GOAL OF THE EXERCISE — An unchanged copy of every record below, without pictures, is the goal.

RECORD SET Start Marker

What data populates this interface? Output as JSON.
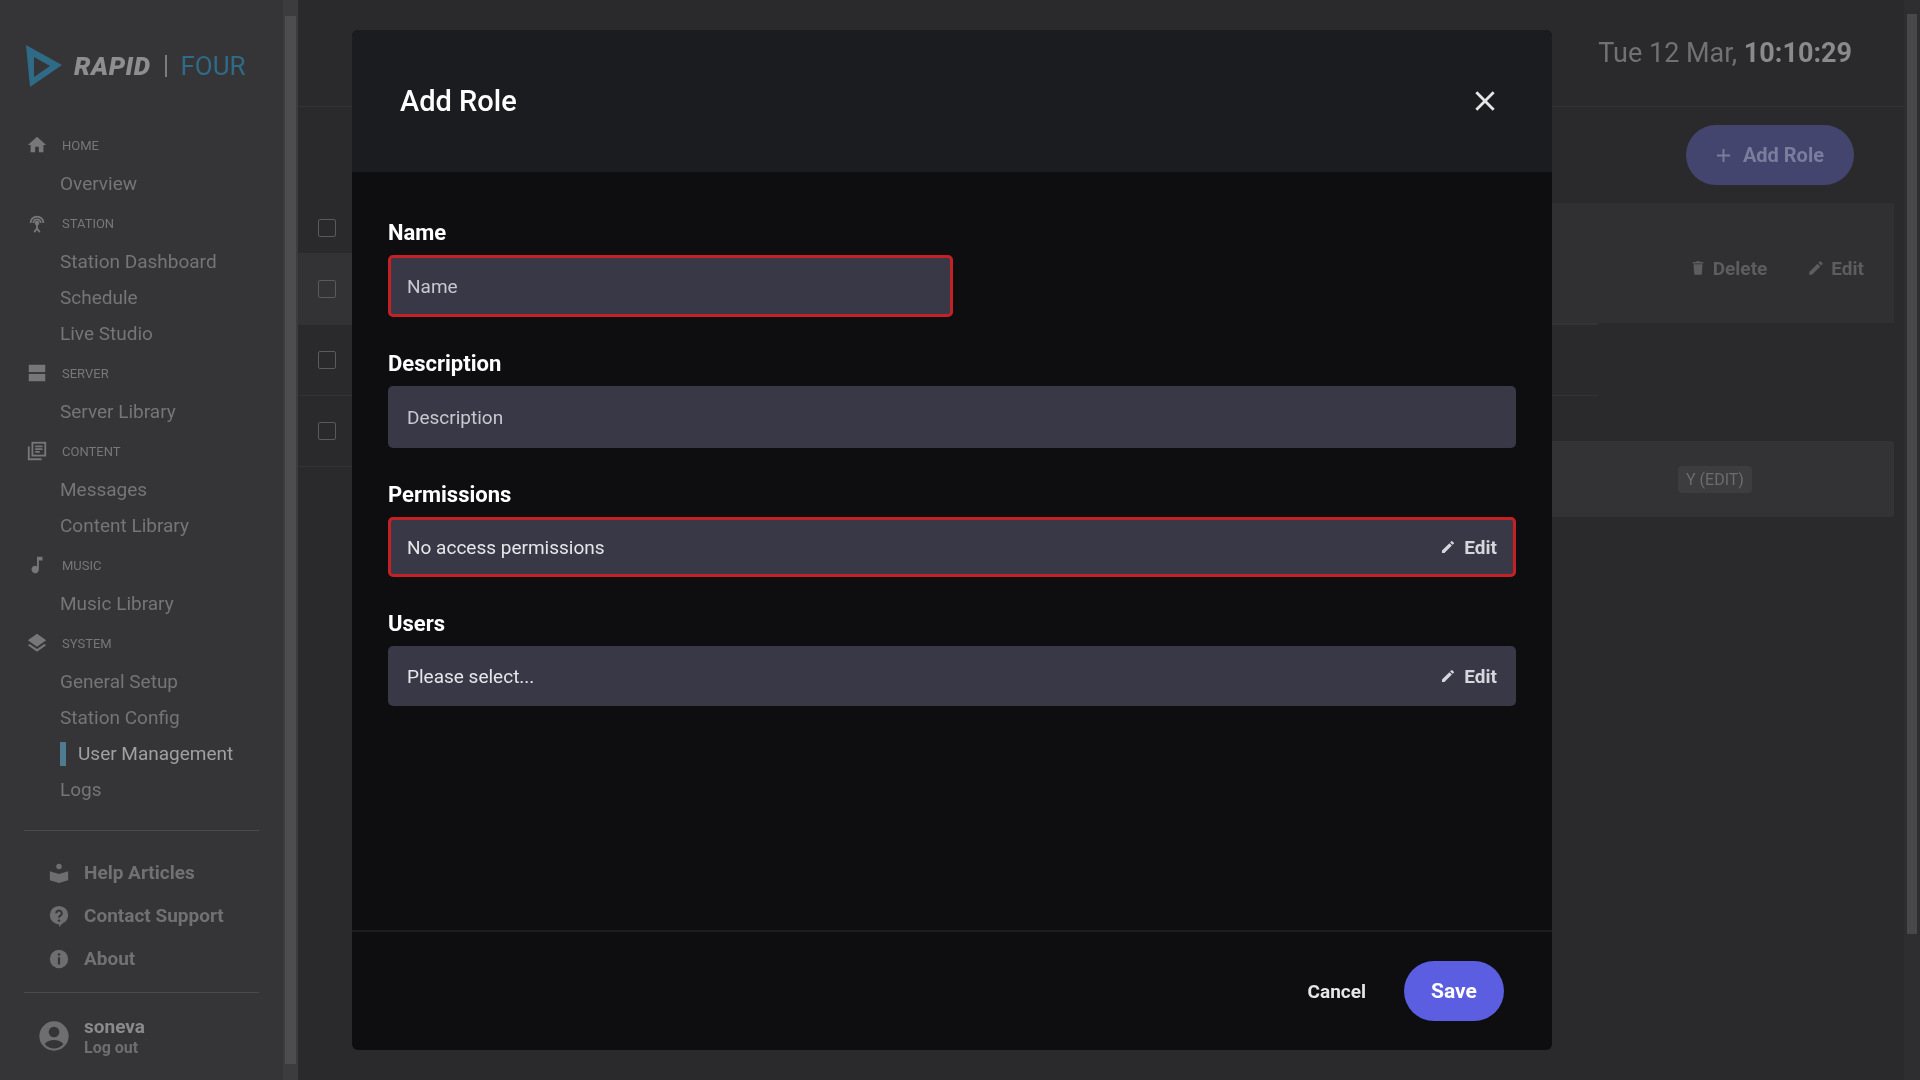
{
  "logo": {
    "brand": "RAPID",
    "product": "FOUR"
  },
  "sidebar": {
    "groups": [
      {
        "label": "HOME",
        "items": [
          {
            "label": "Overview",
            "selected": false
          }
        ]
      },
      {
        "label": "STATION",
        "items": [
          {
            "label": "Station Dashboard",
            "selected": false
          },
          {
            "label": "Schedule",
            "selected": false
          },
          {
            "label": "Live Studio",
            "selected": false
          }
        ]
      },
      {
        "label": "SERVER",
        "items": [
          {
            "label": "Server Library",
            "selected": false
          }
        ]
      },
      {
        "label": "CONTENT",
        "items": [
          {
            "label": "Messages",
            "selected": false
          },
          {
            "label": "Content Library",
            "selected": false
          }
        ]
      },
      {
        "label": "MUSIC",
        "items": [
          {
            "label": "Music Library",
            "selected": false
          }
        ]
      },
      {
        "label": "SYSTEM",
        "items": [
          {
            "label": "General Setup",
            "selected": false
          },
          {
            "label": "Station Config",
            "selected": false
          },
          {
            "label": "User Management",
            "selected": true
          },
          {
            "label": "Logs",
            "selected": false
          }
        ]
      }
    ],
    "links": [
      {
        "label": "Help Articles"
      },
      {
        "label": "Contact Support"
      },
      {
        "label": "About"
      }
    ],
    "user": {
      "name": "soneva",
      "action": "Log out"
    }
  },
  "header": {
    "date": "Tue 12 Mar,",
    "time": "10:10:29"
  },
  "toolbar": {
    "add_button": "Add Role"
  },
  "table": {
    "header_checked": false,
    "rows": [
      {
        "checked": false
      },
      {
        "checked": false
      },
      {
        "checked": false
      }
    ],
    "actions": [
      "Delete",
      "Edit"
    ],
    "tag": "Y (EDIT)"
  },
  "modal": {
    "title": "Add Role",
    "fields": [
      {
        "label": "Name",
        "kind": "short-text",
        "placeholder": "Name",
        "invalid": true
      },
      {
        "label": "Description",
        "kind": "text",
        "placeholder": "Description",
        "invalid": false
      },
      {
        "label": "Permissions",
        "kind": "picker",
        "value": "No access permissions",
        "action": "Edit",
        "invalid": true
      },
      {
        "label": "Users",
        "kind": "picker",
        "value": "Please select...",
        "action": "Edit",
        "invalid": false
      }
    ],
    "cancel": "Cancel",
    "save": "Save"
  }
}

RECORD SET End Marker

OUTPUT OF THE TASK —
What data populates this interface? Output as JSON.
{
  "logo": {
    "brand": "RAPID",
    "product": "FOUR"
  },
  "sidebar": {
    "groups": [
      {
        "label": "HOME",
        "items": [
          {
            "label": "Overview",
            "selected": false
          }
        ]
      },
      {
        "label": "STATION",
        "items": [
          {
            "label": "Station Dashboard",
            "selected": false
          },
          {
            "label": "Schedule",
            "selected": false
          },
          {
            "label": "Live Studio",
            "selected": false
          }
        ]
      },
      {
        "label": "SERVER",
        "items": [
          {
            "label": "Server Library",
            "selected": false
          }
        ]
      },
      {
        "label": "CONTENT",
        "items": [
          {
            "label": "Messages",
            "selected": false
          },
          {
            "label": "Content Library",
            "selected": false
          }
        ]
      },
      {
        "label": "MUSIC",
        "items": [
          {
            "label": "Music Library",
            "selected": false
          }
        ]
      },
      {
        "label": "SYSTEM",
        "items": [
          {
            "label": "General Setup",
            "selected": false
          },
          {
            "label": "Station Config",
            "selected": false
          },
          {
            "label": "User Management",
            "selected": true
          },
          {
            "label": "Logs",
            "selected": false
          }
        ]
      }
    ],
    "links": [
      {
        "label": "Help Articles"
      },
      {
        "label": "Contact Support"
      },
      {
        "label": "About"
      }
    ],
    "user": {
      "name": "soneva",
      "action": "Log out"
    }
  },
  "header": {
    "date": "Tue 12 Mar,",
    "time": "10:10:29"
  },
  "toolbar": {
    "add_button": "Add Role"
  },
  "table": {
    "header_checked": false,
    "rows": [
      {
        "checked": false
      },
      {
        "checked": false
      },
      {
        "checked": false
      }
    ],
    "actions": [
      "Delete",
      "Edit"
    ],
    "tag": "Y (EDIT)"
  },
  "modal": {
    "title": "Add Role",
    "fields": [
      {
        "label": "Name",
        "kind": "short-text",
        "placeholder": "Name",
        "invalid": true
      },
      {
        "label": "Description",
        "kind": "text",
        "placeholder": "Description",
        "invalid": false
      },
      {
        "label": "Permissions",
        "kind": "picker",
        "value": "No access permissions",
        "action": "Edit",
        "invalid": true
      },
      {
        "label": "Users",
        "kind": "picker",
        "value": "Please select...",
        "action": "Edit",
        "invalid": false
      }
    ],
    "cancel": "Cancel",
    "save": "Save"
  }
}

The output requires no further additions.